··· Information
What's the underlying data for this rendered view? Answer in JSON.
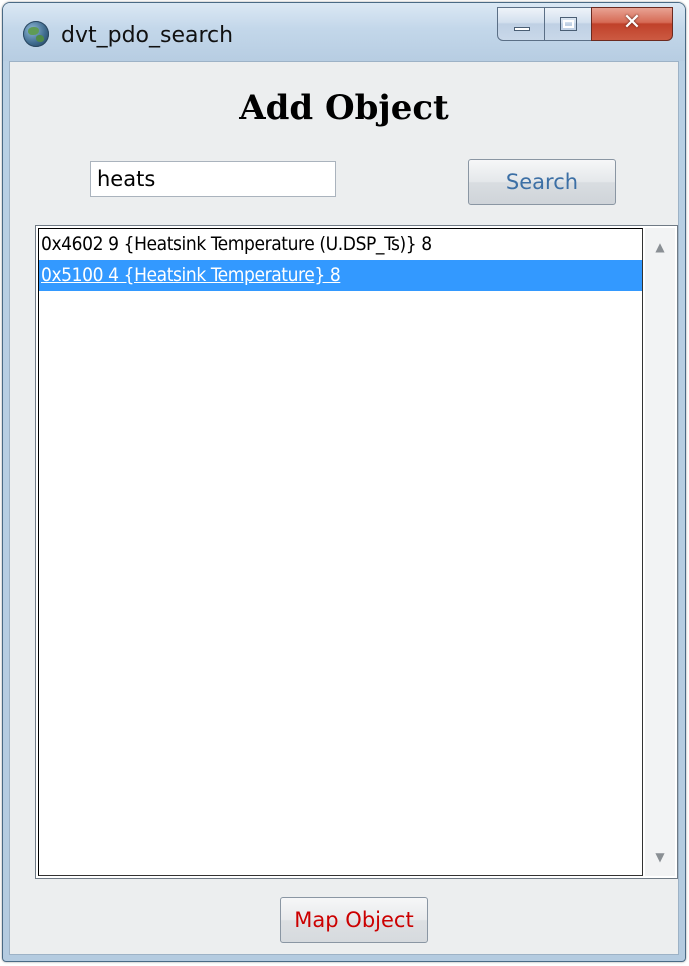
{
  "window": {
    "title": "dvt_pdo_search",
    "close_glyph": "✕"
  },
  "main": {
    "heading": "Add Object",
    "search_value": "heats",
    "search_button_label": "Search",
    "results": [
      {
        "text": "0x4602 9 {Heatsink Temperature (U.DSP_Ts)} 8",
        "selected": false
      },
      {
        "text": "0x5100 4 {Heatsink Temperature} 8",
        "selected": true
      }
    ],
    "scroll_up_glyph": "▲",
    "scroll_down_glyph": "▼",
    "map_button_label": "Map Object"
  },
  "colors": {
    "selection": "#3399ff",
    "search_label": "#3c6fa5",
    "map_label": "#cc0000"
  },
  "icons": {
    "app": "globe-icon",
    "minimize": "minimize-icon",
    "maximize": "maximize-icon",
    "close": "close-icon"
  }
}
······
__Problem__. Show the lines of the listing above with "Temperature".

__Solution to the exercise__.
        "text": "0x4602 9 {Heatsink Temperature (U.DSP_Ts)} 8",
        "text": "0x5100 4 {Heatsink Temperature} 8",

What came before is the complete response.